* [INFORMATION PROVIDED]:
***

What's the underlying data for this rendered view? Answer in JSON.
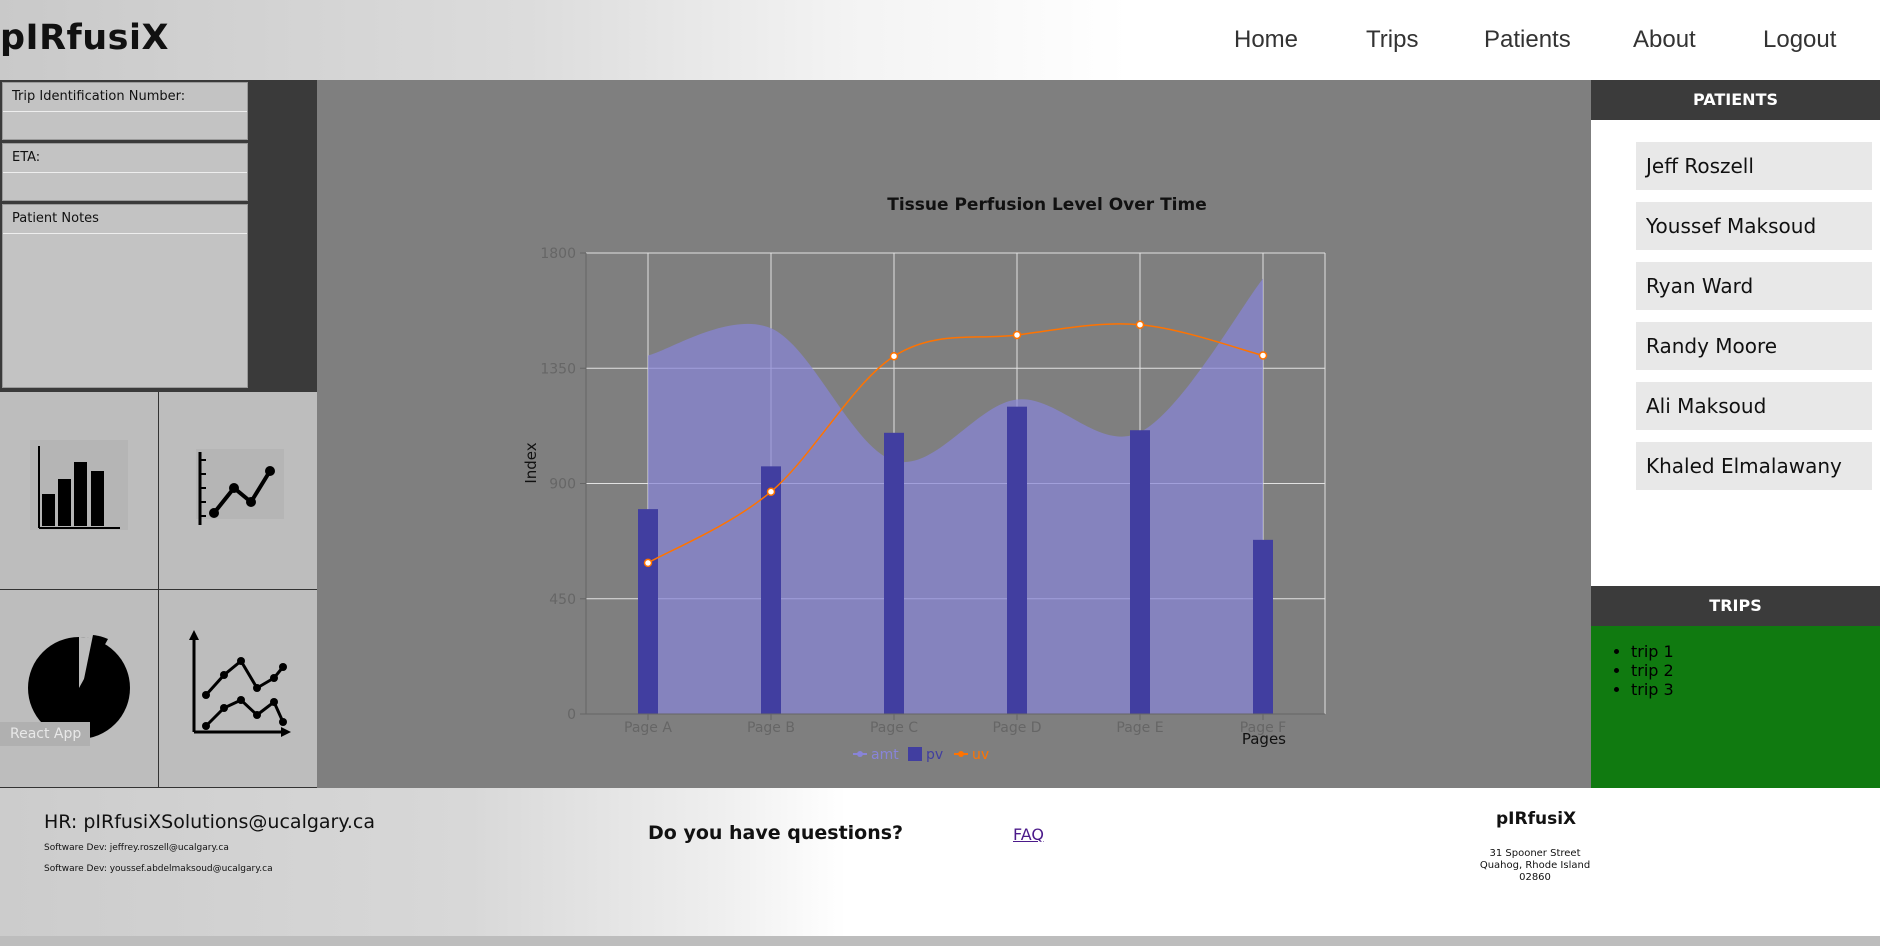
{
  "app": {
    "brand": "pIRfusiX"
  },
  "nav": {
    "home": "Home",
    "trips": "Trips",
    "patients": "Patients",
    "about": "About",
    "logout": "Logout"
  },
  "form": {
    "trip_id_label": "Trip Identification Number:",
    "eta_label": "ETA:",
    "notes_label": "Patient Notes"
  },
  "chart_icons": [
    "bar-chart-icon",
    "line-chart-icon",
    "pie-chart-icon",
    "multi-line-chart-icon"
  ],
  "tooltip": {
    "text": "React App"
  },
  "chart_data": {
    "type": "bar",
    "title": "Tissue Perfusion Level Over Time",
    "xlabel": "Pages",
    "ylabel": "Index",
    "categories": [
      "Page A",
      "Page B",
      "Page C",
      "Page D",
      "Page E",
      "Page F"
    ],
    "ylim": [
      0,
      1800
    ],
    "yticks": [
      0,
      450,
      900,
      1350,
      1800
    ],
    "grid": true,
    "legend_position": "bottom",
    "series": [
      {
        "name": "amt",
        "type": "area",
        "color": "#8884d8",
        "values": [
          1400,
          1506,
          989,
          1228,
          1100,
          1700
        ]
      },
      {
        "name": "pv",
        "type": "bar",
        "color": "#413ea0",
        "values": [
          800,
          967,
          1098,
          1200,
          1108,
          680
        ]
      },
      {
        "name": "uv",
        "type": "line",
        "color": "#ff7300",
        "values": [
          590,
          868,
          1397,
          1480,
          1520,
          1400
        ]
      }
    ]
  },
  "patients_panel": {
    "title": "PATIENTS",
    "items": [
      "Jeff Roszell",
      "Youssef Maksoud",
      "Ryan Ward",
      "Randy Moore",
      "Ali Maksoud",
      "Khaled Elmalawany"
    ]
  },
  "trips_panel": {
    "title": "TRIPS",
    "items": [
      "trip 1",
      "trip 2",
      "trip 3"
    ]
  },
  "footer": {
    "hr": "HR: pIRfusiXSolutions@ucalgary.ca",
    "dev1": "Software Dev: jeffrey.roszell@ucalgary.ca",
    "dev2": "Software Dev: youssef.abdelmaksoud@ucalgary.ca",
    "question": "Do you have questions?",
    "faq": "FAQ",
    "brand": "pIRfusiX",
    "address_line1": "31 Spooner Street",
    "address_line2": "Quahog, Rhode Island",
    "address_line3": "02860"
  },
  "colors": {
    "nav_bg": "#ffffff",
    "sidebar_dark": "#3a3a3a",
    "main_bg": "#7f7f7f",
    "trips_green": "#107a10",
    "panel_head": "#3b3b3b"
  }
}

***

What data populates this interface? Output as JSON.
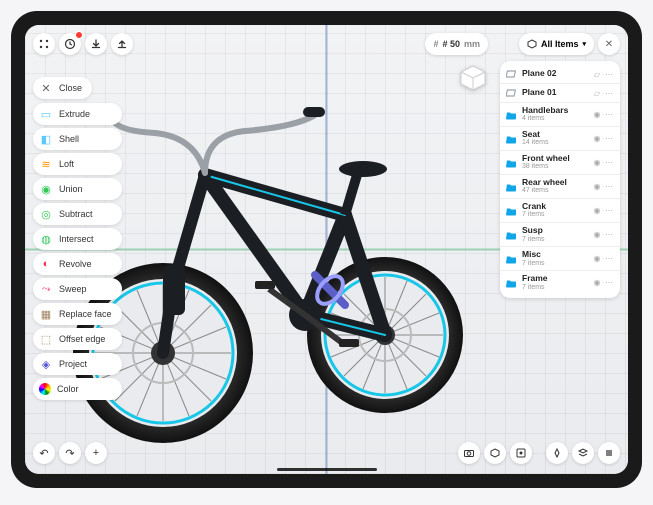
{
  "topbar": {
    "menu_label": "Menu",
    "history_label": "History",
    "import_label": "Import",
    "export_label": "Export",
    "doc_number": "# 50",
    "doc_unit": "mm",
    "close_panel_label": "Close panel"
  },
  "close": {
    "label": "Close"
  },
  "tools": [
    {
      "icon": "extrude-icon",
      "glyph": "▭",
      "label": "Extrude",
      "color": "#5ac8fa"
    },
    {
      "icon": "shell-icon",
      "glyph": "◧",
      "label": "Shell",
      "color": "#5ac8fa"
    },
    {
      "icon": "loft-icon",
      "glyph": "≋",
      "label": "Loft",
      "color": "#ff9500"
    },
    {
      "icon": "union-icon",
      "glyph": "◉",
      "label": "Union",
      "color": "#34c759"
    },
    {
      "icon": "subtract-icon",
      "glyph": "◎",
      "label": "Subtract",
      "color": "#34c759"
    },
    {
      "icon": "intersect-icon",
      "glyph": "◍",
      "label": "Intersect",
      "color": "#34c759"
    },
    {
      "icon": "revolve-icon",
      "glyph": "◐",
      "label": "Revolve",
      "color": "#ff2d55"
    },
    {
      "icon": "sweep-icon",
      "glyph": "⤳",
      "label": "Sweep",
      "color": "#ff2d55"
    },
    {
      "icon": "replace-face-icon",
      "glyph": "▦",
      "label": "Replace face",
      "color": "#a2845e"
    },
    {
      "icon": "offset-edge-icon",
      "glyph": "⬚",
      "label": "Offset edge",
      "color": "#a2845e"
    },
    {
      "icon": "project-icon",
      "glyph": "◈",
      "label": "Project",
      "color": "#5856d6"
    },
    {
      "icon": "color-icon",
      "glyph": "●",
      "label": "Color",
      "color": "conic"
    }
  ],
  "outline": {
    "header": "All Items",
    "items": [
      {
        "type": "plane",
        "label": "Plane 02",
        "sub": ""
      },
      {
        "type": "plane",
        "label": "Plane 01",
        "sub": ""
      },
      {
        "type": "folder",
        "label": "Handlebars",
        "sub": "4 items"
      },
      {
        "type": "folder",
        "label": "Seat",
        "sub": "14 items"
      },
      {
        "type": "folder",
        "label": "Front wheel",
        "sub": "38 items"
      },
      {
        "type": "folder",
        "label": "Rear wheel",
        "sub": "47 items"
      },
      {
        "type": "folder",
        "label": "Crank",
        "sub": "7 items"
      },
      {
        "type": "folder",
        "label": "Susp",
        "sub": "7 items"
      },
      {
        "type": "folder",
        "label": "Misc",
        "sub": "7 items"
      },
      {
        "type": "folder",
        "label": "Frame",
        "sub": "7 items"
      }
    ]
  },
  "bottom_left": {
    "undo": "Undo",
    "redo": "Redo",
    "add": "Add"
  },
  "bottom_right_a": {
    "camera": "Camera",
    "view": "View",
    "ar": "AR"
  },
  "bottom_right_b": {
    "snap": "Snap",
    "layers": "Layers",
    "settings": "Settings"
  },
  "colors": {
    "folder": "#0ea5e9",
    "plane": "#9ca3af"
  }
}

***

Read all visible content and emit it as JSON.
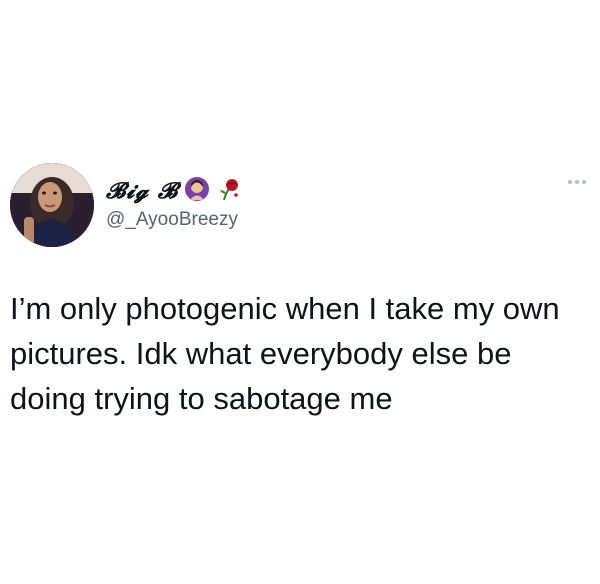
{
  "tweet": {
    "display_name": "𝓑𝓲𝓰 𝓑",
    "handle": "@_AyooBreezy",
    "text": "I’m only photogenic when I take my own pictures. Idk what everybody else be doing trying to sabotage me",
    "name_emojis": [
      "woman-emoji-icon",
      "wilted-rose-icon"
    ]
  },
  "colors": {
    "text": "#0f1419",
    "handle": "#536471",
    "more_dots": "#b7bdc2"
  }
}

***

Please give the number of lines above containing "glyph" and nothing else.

12